Major Websites Planning ‘Go Slow’ Day in Protest over Net Neutrality Rules
Peter Donnell / 5 years ago
Some of the world’s largest technology firms and websites are planning to operate a “go slow” day next week in protest of the upcoming changes to Net Neutrality rules. The new laws that many groups are trying to push through various legal systems are the groundwork needed to further monetize the internet, which could result in fast lanes being imposed on the internet for some companies. Think of it that the whole internet would run slower for you, but if you pay a little extra you would get a “premium package” of some kind for high-speed YouTube access, a worrying example, but that’s what sites like Eysy, FourSquare, KickStarter, Mozilla, Reddit, Vimeo and more are fearing.
The sites in question will be installing a widget on their site to demonstrate what they think the internet would look like if the Federal Communications Commission (FCC) overturns “net neutrality” rules.
“Net neutrality is tough to explain to people, so we wanted to organize an action that actually shows the world what’s at stake. I think the three most hated words on the internet right now are ‘Please wait, loading … ’ Unless internet users unite in defense of net neutrality, we could be seeing those dreaded ‘loading’ wheels a lot more often on some of our favorite websites, while monopolistic companies get to decide which content gets seen by the most people.” said Evan Greer, co-founder of the Fight for the Future.
While we know some of the big names taking part in the protest, we expect more will either make an announcement, or simply just take part anyway and it’ll be interesting to see just how slow the internet starts to go when the protesting begins.
“With over one million public comments already filed with the FCC, much has been written about why the FCC’s proposed rules would damage the internet, but the FCC needs to see firsthand how Internet fast lanes would devastate startups,” Engine said in a blogpost. said Silicon Valley lobby group Engine, who are organizing the protest.

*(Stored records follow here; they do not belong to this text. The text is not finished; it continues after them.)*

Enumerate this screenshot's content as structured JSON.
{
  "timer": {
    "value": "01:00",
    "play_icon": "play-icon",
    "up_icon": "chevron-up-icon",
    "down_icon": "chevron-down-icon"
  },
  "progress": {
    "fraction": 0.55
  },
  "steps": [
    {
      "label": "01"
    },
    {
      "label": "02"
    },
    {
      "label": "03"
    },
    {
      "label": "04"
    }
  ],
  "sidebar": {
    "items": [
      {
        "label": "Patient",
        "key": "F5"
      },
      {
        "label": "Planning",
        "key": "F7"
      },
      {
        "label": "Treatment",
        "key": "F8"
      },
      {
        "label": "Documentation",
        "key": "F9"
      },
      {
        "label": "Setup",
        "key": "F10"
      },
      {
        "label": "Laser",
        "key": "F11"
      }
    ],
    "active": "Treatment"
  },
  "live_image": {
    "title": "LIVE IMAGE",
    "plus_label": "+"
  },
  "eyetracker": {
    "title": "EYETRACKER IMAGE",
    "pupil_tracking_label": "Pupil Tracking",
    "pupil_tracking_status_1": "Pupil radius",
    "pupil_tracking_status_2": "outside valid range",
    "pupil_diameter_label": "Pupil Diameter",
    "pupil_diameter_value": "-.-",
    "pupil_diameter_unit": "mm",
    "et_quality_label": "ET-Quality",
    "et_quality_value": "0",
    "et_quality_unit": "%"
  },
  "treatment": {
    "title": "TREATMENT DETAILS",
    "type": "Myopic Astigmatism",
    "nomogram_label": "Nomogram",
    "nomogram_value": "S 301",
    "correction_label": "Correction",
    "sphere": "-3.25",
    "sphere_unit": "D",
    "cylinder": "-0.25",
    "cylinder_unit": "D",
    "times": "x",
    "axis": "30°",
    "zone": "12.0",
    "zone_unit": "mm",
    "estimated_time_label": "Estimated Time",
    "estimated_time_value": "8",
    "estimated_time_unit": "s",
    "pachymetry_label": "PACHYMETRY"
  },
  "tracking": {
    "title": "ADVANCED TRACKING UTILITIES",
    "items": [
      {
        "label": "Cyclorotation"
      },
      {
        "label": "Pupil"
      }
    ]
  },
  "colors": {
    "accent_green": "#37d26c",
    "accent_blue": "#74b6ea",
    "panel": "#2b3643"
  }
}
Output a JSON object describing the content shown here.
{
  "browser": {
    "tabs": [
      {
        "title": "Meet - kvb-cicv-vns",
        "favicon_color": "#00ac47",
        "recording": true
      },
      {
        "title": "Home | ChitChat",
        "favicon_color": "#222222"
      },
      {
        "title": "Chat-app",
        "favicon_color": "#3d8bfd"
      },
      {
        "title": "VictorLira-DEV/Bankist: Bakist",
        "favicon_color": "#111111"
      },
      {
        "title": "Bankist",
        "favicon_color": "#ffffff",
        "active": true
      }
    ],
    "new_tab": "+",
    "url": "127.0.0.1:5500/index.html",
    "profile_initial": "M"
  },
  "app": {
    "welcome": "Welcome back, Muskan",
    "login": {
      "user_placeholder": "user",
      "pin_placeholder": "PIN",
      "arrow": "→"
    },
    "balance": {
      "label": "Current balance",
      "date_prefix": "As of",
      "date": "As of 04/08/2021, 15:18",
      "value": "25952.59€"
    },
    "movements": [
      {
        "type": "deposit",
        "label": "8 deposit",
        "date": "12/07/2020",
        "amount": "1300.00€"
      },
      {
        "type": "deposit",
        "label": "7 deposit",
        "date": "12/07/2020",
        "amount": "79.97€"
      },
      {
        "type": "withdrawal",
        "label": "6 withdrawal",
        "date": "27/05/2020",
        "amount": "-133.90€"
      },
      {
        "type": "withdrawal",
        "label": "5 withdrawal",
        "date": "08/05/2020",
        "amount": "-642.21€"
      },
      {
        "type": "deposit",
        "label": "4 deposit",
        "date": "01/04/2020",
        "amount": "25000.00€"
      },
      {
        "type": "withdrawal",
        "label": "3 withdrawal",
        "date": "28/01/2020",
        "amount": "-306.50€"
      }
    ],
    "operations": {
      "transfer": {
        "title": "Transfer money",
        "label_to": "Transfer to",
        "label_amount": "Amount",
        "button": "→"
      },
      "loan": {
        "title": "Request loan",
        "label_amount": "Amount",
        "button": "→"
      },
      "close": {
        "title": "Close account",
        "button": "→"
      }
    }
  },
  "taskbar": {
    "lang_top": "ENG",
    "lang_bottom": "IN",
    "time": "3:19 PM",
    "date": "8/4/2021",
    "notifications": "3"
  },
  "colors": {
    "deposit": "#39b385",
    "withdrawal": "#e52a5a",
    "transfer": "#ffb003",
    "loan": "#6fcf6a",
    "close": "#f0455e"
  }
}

Where the dust will settle remains to be seen, but one thing is for certain, people need to learn what these giant cable companies are trying to do before it’s too late. Get more information on the go slow day and how to participate here.
Thank you Guardian for providing us with this information.